Exercise instructions:
Word for word, print all of the lines below.

(Data records)
+++

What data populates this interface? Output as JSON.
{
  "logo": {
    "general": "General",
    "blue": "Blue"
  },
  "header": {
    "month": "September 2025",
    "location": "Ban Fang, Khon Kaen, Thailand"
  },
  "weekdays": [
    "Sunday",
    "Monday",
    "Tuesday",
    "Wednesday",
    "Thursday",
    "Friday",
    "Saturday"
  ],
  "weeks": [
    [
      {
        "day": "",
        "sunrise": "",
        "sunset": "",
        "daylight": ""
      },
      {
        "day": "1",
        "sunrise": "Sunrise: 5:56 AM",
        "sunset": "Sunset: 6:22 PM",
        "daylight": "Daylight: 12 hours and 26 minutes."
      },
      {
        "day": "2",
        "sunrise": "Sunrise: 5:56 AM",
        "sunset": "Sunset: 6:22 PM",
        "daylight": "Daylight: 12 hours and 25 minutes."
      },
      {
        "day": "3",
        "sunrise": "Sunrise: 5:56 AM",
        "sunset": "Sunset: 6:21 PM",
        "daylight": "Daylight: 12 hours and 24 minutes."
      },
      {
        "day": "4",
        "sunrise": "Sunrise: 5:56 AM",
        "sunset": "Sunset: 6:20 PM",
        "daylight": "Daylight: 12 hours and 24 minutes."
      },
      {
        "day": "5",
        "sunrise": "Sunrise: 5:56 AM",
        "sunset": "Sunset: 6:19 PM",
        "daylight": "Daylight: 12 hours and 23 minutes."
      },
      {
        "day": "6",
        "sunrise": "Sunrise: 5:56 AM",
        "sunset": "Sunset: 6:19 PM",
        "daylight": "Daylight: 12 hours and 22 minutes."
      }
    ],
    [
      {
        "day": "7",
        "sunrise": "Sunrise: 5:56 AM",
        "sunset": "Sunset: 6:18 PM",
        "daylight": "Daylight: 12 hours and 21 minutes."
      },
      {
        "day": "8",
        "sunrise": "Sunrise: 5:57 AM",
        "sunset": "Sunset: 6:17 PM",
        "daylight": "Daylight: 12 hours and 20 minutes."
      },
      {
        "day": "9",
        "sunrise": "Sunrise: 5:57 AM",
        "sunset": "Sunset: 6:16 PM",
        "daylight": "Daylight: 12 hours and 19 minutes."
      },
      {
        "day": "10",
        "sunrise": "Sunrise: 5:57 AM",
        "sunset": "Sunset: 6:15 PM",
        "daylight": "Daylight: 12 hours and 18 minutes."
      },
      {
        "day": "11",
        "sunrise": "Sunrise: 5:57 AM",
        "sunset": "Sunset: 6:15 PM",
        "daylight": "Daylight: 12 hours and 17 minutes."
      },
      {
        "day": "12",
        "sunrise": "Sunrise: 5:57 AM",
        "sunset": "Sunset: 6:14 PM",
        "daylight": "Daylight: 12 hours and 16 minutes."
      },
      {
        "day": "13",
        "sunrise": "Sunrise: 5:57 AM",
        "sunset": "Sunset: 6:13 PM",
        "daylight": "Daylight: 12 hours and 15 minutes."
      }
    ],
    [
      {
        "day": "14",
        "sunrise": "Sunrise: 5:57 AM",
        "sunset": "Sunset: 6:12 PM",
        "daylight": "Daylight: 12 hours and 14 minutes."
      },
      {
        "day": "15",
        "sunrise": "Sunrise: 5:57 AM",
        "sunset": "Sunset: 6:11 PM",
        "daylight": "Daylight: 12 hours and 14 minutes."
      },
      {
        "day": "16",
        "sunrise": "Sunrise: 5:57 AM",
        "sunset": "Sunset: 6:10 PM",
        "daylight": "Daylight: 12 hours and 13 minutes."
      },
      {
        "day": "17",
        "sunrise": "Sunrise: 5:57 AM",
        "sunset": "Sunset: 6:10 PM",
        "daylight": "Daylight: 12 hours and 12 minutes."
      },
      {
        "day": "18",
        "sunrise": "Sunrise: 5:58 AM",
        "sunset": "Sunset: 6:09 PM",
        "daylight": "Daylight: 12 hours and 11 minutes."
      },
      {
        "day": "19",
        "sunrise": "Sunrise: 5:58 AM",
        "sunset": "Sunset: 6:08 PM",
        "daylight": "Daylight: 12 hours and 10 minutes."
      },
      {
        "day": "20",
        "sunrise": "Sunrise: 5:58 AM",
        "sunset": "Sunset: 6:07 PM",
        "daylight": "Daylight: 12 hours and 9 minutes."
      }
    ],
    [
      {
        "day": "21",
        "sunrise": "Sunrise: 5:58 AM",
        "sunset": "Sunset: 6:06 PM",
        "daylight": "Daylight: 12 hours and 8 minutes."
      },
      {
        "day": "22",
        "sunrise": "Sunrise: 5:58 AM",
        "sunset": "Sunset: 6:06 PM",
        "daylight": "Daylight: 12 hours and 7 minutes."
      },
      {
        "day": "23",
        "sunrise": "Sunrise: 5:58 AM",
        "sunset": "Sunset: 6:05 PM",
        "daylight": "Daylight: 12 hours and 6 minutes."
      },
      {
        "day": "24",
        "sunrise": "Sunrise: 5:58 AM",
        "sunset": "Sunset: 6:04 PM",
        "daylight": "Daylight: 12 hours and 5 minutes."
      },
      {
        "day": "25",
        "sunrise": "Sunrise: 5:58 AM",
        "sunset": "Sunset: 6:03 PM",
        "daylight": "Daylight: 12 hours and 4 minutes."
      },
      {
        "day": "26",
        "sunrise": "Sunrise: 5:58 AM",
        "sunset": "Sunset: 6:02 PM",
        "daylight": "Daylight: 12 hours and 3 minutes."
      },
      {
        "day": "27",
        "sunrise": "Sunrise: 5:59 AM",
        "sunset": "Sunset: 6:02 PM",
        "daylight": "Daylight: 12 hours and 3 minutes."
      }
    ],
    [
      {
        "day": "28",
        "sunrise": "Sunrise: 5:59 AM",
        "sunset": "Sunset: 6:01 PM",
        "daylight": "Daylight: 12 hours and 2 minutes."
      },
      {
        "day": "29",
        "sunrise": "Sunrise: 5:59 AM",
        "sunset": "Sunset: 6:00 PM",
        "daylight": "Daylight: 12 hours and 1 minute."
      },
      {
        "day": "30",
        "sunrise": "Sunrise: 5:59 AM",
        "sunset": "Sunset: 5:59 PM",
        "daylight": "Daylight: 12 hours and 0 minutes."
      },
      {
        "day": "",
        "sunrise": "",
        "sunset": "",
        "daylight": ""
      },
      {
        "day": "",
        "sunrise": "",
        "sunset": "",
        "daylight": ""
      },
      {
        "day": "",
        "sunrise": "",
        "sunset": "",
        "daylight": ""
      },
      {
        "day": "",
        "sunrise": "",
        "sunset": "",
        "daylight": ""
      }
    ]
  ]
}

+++

Result:
What data populates this interface? Output as JSON.
{
  "logo": {
    "general": "General",
    "blue": "Blue"
  },
  "header": {
    "month": "September 2025",
    "location": "Ban Fang, Khon Kaen, Thailand"
  },
  "weekdays": [
    "Sunday",
    "Monday",
    "Tuesday",
    "Wednesday",
    "Thursday",
    "Friday",
    "Saturday"
  ],
  "weeks": [
    [
      {
        "day": "",
        "sunrise": "",
        "sunset": "",
        "daylight": ""
      },
      {
        "day": "1",
        "sunrise": "Sunrise: 5:56 AM",
        "sunset": "Sunset: 6:22 PM",
        "daylight": "Daylight: 12 hours and 26 minutes."
      },
      {
        "day": "2",
        "sunrise": "Sunrise: 5:56 AM",
        "sunset": "Sunset: 6:22 PM",
        "daylight": "Daylight: 12 hours and 25 minutes."
      },
      {
        "day": "3",
        "sunrise": "Sunrise: 5:56 AM",
        "sunset": "Sunset: 6:21 PM",
        "daylight": "Daylight: 12 hours and 24 minutes."
      },
      {
        "day": "4",
        "sunrise": "Sunrise: 5:56 AM",
        "sunset": "Sunset: 6:20 PM",
        "daylight": "Daylight: 12 hours and 24 minutes."
      },
      {
        "day": "5",
        "sunrise": "Sunrise: 5:56 AM",
        "sunset": "Sunset: 6:19 PM",
        "daylight": "Daylight: 12 hours and 23 minutes."
      },
      {
        "day": "6",
        "sunrise": "Sunrise: 5:56 AM",
        "sunset": "Sunset: 6:19 PM",
        "daylight": "Daylight: 12 hours and 22 minutes."
      }
    ],
    [
      {
        "day": "7",
        "sunrise": "Sunrise: 5:56 AM",
        "sunset": "Sunset: 6:18 PM",
        "daylight": "Daylight: 12 hours and 21 minutes."
      },
      {
        "day": "8",
        "sunrise": "Sunrise: 5:57 AM",
        "sunset": "Sunset: 6:17 PM",
        "daylight": "Daylight: 12 hours and 20 minutes."
      },
      {
        "day": "9",
        "sunrise": "Sunrise: 5:57 AM",
        "sunset": "Sunset: 6:16 PM",
        "daylight": "Daylight: 12 hours and 19 minutes."
      },
      {
        "day": "10",
        "sunrise": "Sunrise: 5:57 AM",
        "sunset": "Sunset: 6:15 PM",
        "daylight": "Daylight: 12 hours and 18 minutes."
      },
      {
        "day": "11",
        "sunrise": "Sunrise: 5:57 AM",
        "sunset": "Sunset: 6:15 PM",
        "daylight": "Daylight: 12 hours and 17 minutes."
      },
      {
        "day": "12",
        "sunrise": "Sunrise: 5:57 AM",
        "sunset": "Sunset: 6:14 PM",
        "daylight": "Daylight: 12 hours and 16 minutes."
      },
      {
        "day": "13",
        "sunrise": "Sunrise: 5:57 AM",
        "sunset": "Sunset: 6:13 PM",
        "daylight": "Daylight: 12 hours and 15 minutes."
      }
    ],
    [
      {
        "day": "14",
        "sunrise": "Sunrise: 5:57 AM",
        "sunset": "Sunset: 6:12 PM",
        "daylight": "Daylight: 12 hours and 14 minutes."
      },
      {
        "day": "15",
        "sunrise": "Sunrise: 5:57 AM",
        "sunset": "Sunset: 6:11 PM",
        "daylight": "Daylight: 12 hours and 14 minutes."
      },
      {
        "day": "16",
        "sunrise": "Sunrise: 5:57 AM",
        "sunset": "Sunset: 6:10 PM",
        "daylight": "Daylight: 12 hours and 13 minutes."
      },
      {
        "day": "17",
        "sunrise": "Sunrise: 5:57 AM",
        "sunset": "Sunset: 6:10 PM",
        "daylight": "Daylight: 12 hours and 12 minutes."
      },
      {
        "day": "18",
        "sunrise": "Sunrise: 5:58 AM",
        "sunset": "Sunset: 6:09 PM",
        "daylight": "Daylight: 12 hours and 11 minutes."
      },
      {
        "day": "19",
        "sunrise": "Sunrise: 5:58 AM",
        "sunset": "Sunset: 6:08 PM",
        "daylight": "Daylight: 12 hours and 10 minutes."
      },
      {
        "day": "20",
        "sunrise": "Sunrise: 5:58 AM",
        "sunset": "Sunset: 6:07 PM",
        "daylight": "Daylight: 12 hours and 9 minutes."
      }
    ],
    [
      {
        "day": "21",
        "sunrise": "Sunrise: 5:58 AM",
        "sunset": "Sunset: 6:06 PM",
        "daylight": "Daylight: 12 hours and 8 minutes."
      },
      {
        "day": "22",
        "sunrise": "Sunrise: 5:58 AM",
        "sunset": "Sunset: 6:06 PM",
        "daylight": "Daylight: 12 hours and 7 minutes."
      },
      {
        "day": "23",
        "sunrise": "Sunrise: 5:58 AM",
        "sunset": "Sunset: 6:05 PM",
        "daylight": "Daylight: 12 hours and 6 minutes."
      },
      {
        "day": "24",
        "sunrise": "Sunrise: 5:58 AM",
        "sunset": "Sunset: 6:04 PM",
        "daylight": "Daylight: 12 hours and 5 minutes."
      },
      {
        "day": "25",
        "sunrise": "Sunrise: 5:58 AM",
        "sunset": "Sunset: 6:03 PM",
        "daylight": "Daylight: 12 hours and 4 minutes."
      },
      {
        "day": "26",
        "sunrise": "Sunrise: 5:58 AM",
        "sunset": "Sunset: 6:02 PM",
        "daylight": "Daylight: 12 hours and 3 minutes."
      },
      {
        "day": "27",
        "sunrise": "Sunrise: 5:59 AM",
        "sunset": "Sunset: 6:02 PM",
        "daylight": "Daylight: 12 hours and 3 minutes."
      }
    ],
    [
      {
        "day": "28",
        "sunrise": "Sunrise: 5:59 AM",
        "sunset": "Sunset: 6:01 PM",
        "daylight": "Daylight: 12 hours and 2 minutes."
      },
      {
        "day": "29",
        "sunrise": "Sunrise: 5:59 AM",
        "sunset": "Sunset: 6:00 PM",
        "daylight": "Daylight: 12 hours and 1 minute."
      },
      {
        "day": "30",
        "sunrise": "Sunrise: 5:59 AM",
        "sunset": "Sunset: 5:59 PM",
        "daylight": "Daylight: 12 hours and 0 minutes."
      },
      {
        "day": "",
        "sunrise": "",
        "sunset": "",
        "daylight": ""
      },
      {
        "day": "",
        "sunrise": "",
        "sunset": "",
        "daylight": ""
      },
      {
        "day": "",
        "sunrise": "",
        "sunset": "",
        "daylight": ""
      },
      {
        "day": "",
        "sunrise": "",
        "sunset": "",
        "daylight": ""
      }
    ]
  ]
}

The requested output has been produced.